Russia: Navalny Reveals How Government 'Spends Millions on Patriotic Biker Gang'
A biker gang favored by President Vladimir Putin has received 56 million rubles (US$ 1.1 million) in taxpayer funds in the past 18 months, according to documents released by opposition figure Alexei Navalny.
The Night Wolves, headed by Alexander Zaldostanov, have reportedly received generous taxpayer support through presidential grants and donations from the Russian Ministry of Culture, in return for putting on patriotic shows.
The 56 million total in Navalny’s report includes a 2014 government grant that appears to have funnelled seven million rubles to the group (about US$ 182,000 in 2014) specifically for "the synthesis of tradition and innovation" and "identification of places of motorcyclists in the spiritual life of Russian society."
The Wolves have met Putin on several high-profile occasions. Zaldostanov has spoken in admiration of the Russian President, and they are said to share a warm relationship.
In a Russian “New Year’s tree” holiday performance (a tradition established in the Soviet era), a Night Wolves character described as being in “Western” style exclaims: “Russia must be deprived of freedom, Slavic peoples need to be chained, peace should be built on their blood, those who disagree must die,” the Moscow Times reports.
According to Navalny, such holiday events are lucrative for the group. The National Charity Fund paid the Wolves 12.5 million rubles (about US$ 325,000 at 2014 exchange rates) to put on holiday performances in 2013 and 2014, according to the Moscow Times.
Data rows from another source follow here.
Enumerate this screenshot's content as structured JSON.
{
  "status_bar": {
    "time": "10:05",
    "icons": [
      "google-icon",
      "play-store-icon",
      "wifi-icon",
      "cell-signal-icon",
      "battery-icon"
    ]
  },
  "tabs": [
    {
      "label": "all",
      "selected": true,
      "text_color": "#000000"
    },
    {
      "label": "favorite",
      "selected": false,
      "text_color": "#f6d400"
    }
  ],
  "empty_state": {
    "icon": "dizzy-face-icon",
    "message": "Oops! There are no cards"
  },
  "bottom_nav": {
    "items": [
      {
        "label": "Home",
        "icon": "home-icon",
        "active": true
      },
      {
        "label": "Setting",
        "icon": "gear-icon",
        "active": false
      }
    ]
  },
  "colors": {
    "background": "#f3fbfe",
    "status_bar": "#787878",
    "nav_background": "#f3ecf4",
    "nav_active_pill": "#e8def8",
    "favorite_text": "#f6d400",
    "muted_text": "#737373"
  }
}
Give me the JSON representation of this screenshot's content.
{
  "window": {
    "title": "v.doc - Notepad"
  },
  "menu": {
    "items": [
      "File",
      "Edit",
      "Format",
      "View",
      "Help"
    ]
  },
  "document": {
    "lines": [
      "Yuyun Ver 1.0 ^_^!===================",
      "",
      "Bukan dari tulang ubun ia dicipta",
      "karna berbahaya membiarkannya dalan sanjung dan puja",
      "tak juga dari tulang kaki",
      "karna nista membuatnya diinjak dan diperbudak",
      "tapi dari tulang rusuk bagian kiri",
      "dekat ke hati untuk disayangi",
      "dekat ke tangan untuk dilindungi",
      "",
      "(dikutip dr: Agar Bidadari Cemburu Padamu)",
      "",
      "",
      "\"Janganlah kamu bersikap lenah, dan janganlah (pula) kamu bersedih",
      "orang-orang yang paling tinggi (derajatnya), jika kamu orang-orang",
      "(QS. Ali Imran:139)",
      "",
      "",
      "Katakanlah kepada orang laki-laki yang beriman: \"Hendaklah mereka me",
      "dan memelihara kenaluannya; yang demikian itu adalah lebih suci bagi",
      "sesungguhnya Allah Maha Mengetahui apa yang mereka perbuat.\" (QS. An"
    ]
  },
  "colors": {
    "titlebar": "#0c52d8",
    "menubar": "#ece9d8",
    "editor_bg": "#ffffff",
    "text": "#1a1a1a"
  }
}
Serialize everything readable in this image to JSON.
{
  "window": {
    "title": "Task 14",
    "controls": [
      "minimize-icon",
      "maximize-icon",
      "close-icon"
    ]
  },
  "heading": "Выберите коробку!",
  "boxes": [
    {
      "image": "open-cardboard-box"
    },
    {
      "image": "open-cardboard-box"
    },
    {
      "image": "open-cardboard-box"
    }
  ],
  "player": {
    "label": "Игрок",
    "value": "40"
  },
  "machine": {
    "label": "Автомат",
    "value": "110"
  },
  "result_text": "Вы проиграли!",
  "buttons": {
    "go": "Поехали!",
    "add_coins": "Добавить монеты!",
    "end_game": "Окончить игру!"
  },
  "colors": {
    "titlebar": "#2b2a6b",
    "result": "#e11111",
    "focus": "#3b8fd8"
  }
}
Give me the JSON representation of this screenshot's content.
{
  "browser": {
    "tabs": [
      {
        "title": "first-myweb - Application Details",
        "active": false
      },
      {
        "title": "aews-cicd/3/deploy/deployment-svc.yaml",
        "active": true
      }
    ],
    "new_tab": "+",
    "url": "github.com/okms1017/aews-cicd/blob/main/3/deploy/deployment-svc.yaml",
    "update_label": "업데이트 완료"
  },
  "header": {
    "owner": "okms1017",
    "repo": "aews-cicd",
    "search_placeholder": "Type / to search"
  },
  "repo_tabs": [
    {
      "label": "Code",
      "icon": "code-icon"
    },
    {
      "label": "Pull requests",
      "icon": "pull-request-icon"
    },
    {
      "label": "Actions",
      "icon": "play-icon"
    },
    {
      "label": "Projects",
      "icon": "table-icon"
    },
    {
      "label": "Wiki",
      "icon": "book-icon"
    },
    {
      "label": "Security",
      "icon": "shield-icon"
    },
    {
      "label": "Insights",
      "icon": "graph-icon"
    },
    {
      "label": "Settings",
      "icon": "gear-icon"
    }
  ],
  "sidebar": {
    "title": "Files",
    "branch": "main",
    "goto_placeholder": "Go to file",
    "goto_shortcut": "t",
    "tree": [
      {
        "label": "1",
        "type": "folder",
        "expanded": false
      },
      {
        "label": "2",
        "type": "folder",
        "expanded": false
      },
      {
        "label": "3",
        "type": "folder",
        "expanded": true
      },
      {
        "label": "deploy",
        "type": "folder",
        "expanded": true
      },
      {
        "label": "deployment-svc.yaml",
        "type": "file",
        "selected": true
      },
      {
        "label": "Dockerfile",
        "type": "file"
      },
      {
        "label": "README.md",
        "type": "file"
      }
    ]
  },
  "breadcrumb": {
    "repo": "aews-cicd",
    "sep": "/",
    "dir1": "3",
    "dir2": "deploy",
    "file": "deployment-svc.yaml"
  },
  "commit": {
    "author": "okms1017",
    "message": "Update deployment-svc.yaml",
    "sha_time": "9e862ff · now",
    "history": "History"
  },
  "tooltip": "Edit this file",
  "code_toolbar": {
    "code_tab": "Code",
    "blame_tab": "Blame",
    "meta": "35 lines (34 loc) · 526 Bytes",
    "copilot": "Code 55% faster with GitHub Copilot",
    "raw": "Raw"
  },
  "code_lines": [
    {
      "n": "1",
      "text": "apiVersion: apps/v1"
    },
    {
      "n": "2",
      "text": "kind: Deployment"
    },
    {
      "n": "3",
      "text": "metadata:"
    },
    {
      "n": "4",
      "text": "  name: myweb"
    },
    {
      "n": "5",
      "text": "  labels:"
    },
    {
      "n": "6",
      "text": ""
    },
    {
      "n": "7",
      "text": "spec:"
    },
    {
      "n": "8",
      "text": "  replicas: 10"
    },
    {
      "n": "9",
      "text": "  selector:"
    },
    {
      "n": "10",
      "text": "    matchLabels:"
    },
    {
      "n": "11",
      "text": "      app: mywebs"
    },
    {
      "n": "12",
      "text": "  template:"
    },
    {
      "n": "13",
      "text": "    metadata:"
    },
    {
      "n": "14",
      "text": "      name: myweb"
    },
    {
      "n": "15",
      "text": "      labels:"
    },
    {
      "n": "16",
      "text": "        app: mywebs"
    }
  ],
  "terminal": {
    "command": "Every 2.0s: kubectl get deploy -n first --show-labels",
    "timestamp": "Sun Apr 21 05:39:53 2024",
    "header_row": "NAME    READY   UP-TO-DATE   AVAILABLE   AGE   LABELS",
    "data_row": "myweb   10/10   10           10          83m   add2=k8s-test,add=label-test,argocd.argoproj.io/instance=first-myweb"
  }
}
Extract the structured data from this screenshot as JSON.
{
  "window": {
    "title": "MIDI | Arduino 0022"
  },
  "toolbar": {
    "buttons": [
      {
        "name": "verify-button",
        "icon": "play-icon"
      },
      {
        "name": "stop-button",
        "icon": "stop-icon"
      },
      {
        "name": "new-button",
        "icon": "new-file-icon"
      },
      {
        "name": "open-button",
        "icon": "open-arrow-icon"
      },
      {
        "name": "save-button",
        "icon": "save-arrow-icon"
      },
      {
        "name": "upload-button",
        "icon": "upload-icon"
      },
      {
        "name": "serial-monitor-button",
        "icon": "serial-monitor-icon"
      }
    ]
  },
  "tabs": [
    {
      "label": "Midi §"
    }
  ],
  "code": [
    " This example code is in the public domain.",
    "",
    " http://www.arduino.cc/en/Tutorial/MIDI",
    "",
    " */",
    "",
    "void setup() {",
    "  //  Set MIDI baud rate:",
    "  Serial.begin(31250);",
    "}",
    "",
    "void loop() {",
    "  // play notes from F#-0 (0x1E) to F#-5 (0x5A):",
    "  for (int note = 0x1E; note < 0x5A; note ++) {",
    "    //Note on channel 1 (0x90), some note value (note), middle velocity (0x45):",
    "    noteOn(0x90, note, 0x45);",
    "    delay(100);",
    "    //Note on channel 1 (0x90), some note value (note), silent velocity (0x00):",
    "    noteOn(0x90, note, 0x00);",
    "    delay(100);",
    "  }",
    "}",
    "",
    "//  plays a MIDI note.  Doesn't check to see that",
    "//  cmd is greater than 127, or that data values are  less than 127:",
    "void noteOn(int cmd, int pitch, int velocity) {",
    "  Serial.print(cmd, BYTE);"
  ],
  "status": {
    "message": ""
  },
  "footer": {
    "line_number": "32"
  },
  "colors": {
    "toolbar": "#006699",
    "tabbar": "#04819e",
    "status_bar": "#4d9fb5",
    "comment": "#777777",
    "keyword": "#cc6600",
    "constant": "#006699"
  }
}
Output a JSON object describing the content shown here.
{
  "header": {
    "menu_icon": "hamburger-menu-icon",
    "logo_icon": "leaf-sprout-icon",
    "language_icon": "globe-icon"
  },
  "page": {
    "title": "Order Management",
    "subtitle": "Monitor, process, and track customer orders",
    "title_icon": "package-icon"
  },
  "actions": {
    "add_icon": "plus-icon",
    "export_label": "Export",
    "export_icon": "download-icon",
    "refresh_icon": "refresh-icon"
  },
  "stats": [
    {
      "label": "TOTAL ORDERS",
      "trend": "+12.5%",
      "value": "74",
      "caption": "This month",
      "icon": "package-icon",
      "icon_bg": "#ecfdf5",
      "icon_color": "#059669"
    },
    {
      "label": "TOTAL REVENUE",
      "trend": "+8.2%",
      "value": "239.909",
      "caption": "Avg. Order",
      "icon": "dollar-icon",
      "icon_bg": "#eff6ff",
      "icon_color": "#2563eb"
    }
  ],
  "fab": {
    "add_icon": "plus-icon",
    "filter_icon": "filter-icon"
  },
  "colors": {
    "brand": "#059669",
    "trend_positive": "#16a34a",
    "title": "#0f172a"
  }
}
Night Wolves on the Prowl
The release of the documents comes after the German government announced they would refuse entry to several members of the biker gang late last month. The group had planned to commemorate the 1945 defeat of Nazi Germany by Allied forces by retracing the route of the Soviet Army to Berlin, the Guardian reports.
The cavalcade of bikers dwindled from 20 leaving Moscow on April 25 to only ten arriving in Germany with valid visas on May 3, according to German authorities. The Polish and Lithuanian governments, among others, refused entry to many of the gang’s members, which sparked friction in their relations with Russia.
British TV producer Peter Pomerantsev described the Night Wolves in October 2013: "The Kremlin gives them several hundred million rubles a year and they work to inspire loyalty across the country with concerts and bike shows."
In 2012, the Night Wolves lost a member of their pack during an altercation with rival biker gang Three Roads. The two gangs fell out in September 2012, according to the Telegraph. Russian blogger and leader of the Three Roads, Yevgeny Vorobyev, described the rift: "We just didn't really like the public activity of the Wolves, all that official stuff...Our ideals are music, bikes, free time and girls, after all."